▶ Task
Out of the lines below, please list those that hold the string "intro".

Component data from apps and pages
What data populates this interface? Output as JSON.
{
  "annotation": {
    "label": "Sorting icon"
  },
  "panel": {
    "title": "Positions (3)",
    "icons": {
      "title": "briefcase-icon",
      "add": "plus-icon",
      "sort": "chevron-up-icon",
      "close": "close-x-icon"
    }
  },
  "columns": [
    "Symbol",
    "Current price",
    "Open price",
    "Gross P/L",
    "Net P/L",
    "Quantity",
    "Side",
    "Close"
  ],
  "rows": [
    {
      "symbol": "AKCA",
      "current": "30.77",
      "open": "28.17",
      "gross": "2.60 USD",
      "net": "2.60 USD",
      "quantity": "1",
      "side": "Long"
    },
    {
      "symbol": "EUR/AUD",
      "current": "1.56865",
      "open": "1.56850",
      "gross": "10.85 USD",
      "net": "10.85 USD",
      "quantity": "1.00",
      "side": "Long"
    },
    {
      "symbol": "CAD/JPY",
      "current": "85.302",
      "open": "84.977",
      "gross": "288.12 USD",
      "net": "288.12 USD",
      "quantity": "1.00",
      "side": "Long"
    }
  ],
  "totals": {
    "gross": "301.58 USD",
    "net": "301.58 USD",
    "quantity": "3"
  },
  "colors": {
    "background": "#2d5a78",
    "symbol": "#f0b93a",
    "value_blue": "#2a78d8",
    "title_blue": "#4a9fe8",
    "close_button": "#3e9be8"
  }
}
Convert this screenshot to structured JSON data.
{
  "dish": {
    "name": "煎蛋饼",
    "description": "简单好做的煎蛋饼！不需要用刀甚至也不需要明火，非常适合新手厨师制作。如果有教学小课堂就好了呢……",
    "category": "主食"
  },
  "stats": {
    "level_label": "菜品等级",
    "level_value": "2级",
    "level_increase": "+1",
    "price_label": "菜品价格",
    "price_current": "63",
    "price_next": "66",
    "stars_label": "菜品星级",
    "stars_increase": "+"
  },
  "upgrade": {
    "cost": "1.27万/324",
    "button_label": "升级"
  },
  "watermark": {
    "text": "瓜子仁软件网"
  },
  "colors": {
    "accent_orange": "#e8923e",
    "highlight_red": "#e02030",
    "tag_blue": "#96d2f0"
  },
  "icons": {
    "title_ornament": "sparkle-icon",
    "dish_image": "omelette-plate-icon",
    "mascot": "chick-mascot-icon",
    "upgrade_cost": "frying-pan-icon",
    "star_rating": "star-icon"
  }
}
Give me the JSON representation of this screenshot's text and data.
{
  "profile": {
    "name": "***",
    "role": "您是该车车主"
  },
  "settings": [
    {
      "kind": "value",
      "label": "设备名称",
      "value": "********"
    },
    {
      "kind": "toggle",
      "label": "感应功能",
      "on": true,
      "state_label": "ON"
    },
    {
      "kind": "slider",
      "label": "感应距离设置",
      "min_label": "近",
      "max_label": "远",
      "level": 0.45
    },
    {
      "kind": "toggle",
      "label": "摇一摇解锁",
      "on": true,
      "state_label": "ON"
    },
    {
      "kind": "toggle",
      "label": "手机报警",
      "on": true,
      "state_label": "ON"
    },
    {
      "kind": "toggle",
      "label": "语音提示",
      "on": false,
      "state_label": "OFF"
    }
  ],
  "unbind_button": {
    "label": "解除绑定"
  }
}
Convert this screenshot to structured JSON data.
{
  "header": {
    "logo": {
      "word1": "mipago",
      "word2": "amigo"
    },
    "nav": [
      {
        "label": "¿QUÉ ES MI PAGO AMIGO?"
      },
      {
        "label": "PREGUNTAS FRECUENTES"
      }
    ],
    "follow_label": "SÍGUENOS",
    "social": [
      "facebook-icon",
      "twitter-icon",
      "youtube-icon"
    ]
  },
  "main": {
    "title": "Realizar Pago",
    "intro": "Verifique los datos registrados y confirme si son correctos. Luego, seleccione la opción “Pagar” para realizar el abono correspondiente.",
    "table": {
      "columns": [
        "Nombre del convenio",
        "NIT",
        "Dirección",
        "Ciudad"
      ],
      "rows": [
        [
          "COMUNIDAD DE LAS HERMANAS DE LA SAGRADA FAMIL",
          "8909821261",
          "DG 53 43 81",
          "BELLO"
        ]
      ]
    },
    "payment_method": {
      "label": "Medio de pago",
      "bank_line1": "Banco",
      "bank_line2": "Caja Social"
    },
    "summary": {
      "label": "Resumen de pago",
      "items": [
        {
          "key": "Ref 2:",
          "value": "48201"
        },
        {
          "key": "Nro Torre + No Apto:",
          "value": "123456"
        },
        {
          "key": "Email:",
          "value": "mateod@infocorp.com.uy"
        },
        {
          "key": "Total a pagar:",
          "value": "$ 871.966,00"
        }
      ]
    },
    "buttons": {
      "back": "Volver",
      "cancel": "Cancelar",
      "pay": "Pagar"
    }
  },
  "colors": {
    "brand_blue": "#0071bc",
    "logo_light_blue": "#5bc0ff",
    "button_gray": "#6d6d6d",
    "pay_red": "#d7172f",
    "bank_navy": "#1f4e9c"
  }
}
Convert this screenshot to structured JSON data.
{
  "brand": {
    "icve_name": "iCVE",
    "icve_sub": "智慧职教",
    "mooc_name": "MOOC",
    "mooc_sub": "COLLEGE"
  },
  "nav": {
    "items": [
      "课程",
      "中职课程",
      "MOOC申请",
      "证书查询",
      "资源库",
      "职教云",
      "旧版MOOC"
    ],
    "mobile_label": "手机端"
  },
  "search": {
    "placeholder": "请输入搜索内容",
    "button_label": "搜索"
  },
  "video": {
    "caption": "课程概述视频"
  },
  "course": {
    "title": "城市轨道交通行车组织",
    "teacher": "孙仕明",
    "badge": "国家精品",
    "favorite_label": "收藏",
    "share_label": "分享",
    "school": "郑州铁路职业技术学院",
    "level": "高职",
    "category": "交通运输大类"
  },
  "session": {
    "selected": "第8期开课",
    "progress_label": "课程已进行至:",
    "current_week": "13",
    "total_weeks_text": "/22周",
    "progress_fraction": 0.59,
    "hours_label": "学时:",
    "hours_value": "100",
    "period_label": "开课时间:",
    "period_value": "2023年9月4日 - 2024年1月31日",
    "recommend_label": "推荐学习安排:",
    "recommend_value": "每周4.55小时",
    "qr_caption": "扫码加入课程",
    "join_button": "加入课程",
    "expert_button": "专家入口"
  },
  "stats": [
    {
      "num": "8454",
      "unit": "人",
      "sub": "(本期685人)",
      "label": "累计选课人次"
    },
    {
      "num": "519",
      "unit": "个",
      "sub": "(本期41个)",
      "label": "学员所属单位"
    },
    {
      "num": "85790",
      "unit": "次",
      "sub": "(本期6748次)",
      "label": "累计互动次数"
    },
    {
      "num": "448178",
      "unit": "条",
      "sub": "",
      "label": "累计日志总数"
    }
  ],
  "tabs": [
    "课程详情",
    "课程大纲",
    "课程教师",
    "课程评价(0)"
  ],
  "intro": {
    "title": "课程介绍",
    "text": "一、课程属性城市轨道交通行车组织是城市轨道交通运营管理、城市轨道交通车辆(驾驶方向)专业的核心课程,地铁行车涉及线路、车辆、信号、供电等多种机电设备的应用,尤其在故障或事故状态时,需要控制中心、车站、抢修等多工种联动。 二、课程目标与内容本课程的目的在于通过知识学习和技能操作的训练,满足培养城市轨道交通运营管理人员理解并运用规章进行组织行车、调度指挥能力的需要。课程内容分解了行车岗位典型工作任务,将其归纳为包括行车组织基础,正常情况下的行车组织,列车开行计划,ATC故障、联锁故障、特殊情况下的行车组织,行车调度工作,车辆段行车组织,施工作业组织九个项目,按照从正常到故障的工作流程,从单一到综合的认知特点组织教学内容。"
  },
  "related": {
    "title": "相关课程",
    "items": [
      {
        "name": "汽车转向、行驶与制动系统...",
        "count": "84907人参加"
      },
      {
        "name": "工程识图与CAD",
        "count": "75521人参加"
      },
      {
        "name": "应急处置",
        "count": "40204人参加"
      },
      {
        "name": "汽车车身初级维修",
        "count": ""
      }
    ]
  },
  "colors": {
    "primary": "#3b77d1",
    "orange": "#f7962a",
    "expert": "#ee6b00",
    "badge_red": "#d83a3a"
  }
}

▶ Answer box
    "intro": "Verifique los datos registrados y confirme si son correctos. Luego, seleccione la opción “Pagar” para realizar el abono correspondiente.",
  "intro": {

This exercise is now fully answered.